For these growth bullish and pro-risk market moves to continue, we believe we need to get fundamental support, both from better economic activity data and fading fiscal event risks. There is no news on the fiscal front, but further signs that the expected lift in activity from the lows in June is likely talking place. As a result, our economists are upgrading their risk bias around H2 growth from negative to balanced. This is very far from being outright bullish on economic growth. Our headline projections for world growth in the second half of this year still stand only at 2 1/4%, which is a full percentage point below what we consider trend, or potential growth.
But beyond economic data, risk markets will also likely be driven by the continued twin fiscal crises in the US and Europe. In the US, the presidential campaign is morphing into a debate on fiscal policy and the role of government in society. Recent polls are even. We believe the gyrations in these polls over the next 1-2 months will be one important factor that will drive the relative performance of equities versus bonds, both in the US and elsewhere.
There is virtually no news on the European fiscal front. But no news is good news at the moment, as it reflects a lack of opposition to the new ECB plans, though also that few know what the plans entail. Italy and Spain normally don’t issue bonds in the middle of August, and that clearly helped push down their yields. This induced managers to cut part of their European underweight.
In our view, the true test for European markets, and risk markets globally, will be whether Italy and Spain can issue bonds at these lower yield levels, and whether the ECB, at its Sep 6 meeting, can provide uplifting details on its new plan to provide support for EMU members asking support from the EFSF and ESM. Mr Draghi’s press conference of two weeks ago started a strong rally in periphery bonds that could signal improved demand at Italy’s and Spain’s bond auctions late this month and early next month. We are not convinced as there has been little new buying since. Most investors appear to be in wait and see mode, awaiting the ECB’s new plans.

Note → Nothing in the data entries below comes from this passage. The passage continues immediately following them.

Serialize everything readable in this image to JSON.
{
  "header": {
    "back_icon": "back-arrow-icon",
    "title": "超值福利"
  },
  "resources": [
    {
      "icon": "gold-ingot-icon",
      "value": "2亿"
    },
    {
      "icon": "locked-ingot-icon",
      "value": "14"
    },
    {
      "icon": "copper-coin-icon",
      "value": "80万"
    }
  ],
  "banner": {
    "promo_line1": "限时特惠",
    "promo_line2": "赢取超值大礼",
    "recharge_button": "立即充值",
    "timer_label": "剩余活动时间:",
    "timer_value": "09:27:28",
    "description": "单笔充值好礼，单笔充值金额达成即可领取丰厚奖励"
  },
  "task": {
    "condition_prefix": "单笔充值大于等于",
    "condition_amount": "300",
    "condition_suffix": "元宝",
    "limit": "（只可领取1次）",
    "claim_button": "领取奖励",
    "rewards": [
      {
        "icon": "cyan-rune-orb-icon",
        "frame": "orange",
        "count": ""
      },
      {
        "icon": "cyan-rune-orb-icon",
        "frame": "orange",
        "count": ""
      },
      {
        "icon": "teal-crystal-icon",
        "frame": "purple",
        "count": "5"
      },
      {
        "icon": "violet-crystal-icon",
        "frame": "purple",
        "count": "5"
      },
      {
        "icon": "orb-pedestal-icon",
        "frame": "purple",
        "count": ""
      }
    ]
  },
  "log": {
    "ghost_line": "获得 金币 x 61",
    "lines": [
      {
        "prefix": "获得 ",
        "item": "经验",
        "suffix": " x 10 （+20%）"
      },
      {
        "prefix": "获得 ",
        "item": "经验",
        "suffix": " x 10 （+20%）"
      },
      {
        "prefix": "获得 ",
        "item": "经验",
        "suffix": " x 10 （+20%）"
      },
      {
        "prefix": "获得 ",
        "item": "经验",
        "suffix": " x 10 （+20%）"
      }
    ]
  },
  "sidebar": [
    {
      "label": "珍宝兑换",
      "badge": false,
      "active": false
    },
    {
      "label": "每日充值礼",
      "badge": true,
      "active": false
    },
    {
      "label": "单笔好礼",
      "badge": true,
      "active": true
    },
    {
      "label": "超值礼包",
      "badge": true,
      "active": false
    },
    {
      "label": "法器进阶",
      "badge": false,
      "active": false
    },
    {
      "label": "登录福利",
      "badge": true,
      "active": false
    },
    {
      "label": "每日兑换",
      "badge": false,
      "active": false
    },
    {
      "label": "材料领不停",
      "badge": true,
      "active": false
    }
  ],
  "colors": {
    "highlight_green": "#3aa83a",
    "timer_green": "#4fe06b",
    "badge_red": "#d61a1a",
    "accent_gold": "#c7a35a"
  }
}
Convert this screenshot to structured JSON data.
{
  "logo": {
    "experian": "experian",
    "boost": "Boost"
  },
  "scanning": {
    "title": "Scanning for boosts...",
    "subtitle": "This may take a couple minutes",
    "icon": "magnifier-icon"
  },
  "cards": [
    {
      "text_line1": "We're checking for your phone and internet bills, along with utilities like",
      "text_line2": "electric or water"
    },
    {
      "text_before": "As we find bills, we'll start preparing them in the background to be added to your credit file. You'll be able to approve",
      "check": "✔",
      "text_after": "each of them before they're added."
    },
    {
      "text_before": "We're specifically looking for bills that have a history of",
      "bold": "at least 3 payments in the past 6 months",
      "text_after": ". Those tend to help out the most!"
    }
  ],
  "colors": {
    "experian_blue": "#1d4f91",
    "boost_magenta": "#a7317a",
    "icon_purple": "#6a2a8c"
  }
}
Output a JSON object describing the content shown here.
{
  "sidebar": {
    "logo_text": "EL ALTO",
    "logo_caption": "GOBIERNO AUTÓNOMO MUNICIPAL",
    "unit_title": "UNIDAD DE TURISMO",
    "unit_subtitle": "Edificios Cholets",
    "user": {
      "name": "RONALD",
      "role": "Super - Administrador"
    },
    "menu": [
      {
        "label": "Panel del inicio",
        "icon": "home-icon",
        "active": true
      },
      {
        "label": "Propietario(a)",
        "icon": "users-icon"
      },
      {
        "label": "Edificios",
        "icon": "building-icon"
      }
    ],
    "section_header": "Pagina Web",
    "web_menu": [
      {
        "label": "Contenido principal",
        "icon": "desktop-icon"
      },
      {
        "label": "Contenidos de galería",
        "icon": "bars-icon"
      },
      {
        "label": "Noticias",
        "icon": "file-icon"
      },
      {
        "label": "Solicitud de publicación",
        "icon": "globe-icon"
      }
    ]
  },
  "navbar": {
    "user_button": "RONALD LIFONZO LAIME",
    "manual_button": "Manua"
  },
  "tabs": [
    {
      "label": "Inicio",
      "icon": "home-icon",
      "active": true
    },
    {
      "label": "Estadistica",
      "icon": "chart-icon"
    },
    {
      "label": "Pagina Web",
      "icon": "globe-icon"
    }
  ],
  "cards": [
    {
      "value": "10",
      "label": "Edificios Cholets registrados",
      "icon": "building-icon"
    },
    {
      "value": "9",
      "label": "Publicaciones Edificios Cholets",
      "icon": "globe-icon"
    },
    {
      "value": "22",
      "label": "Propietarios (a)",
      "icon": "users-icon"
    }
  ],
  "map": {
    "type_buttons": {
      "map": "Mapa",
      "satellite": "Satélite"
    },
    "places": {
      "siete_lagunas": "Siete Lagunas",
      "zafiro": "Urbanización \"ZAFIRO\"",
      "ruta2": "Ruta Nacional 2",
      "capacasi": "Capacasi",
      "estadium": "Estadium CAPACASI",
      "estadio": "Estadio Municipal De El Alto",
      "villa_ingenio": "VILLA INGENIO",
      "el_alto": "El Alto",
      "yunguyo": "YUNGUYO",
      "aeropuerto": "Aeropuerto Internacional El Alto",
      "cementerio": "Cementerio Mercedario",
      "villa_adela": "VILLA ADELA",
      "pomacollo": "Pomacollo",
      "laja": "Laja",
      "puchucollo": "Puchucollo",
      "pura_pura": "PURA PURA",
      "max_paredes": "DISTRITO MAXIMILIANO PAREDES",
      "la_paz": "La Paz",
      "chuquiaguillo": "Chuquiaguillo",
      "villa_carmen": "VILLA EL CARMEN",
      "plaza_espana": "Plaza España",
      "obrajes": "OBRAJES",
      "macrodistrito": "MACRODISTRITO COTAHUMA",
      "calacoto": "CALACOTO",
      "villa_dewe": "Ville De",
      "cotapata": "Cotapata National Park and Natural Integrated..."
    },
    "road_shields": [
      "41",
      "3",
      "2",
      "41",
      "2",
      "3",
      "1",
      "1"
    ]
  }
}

There has been no information coming from the ECB. We expect that having put the seniority issue on the table, Mr Draghi’s ECB cannot now turn around and claim seniority for ECB holdings over the private sector in the case of default or restructuring, as happened de facto with Greece. But beyond this issue, opinions are highly diffuse on what the ECB will say on Sep 6. Mr Draghi clearly wants to say that actions will be “adequate,” but he will have to bring the rest of the ECB with him. To this author, at least, Mr Draghi’s dramatic LTRO action last year biases the risk to the upside now.
Overall, the reduced downside risk on economic growth, and risk that the ECB will pull another LTRO surprise are forcing us to further cut some of the defensive parts of our model portfolio. We thus cover our long duration positions in Germany and EM local markets; our overweights of Defensive stocks, and our outright long in HG, which we switch into HY and a spread long vs USTs. »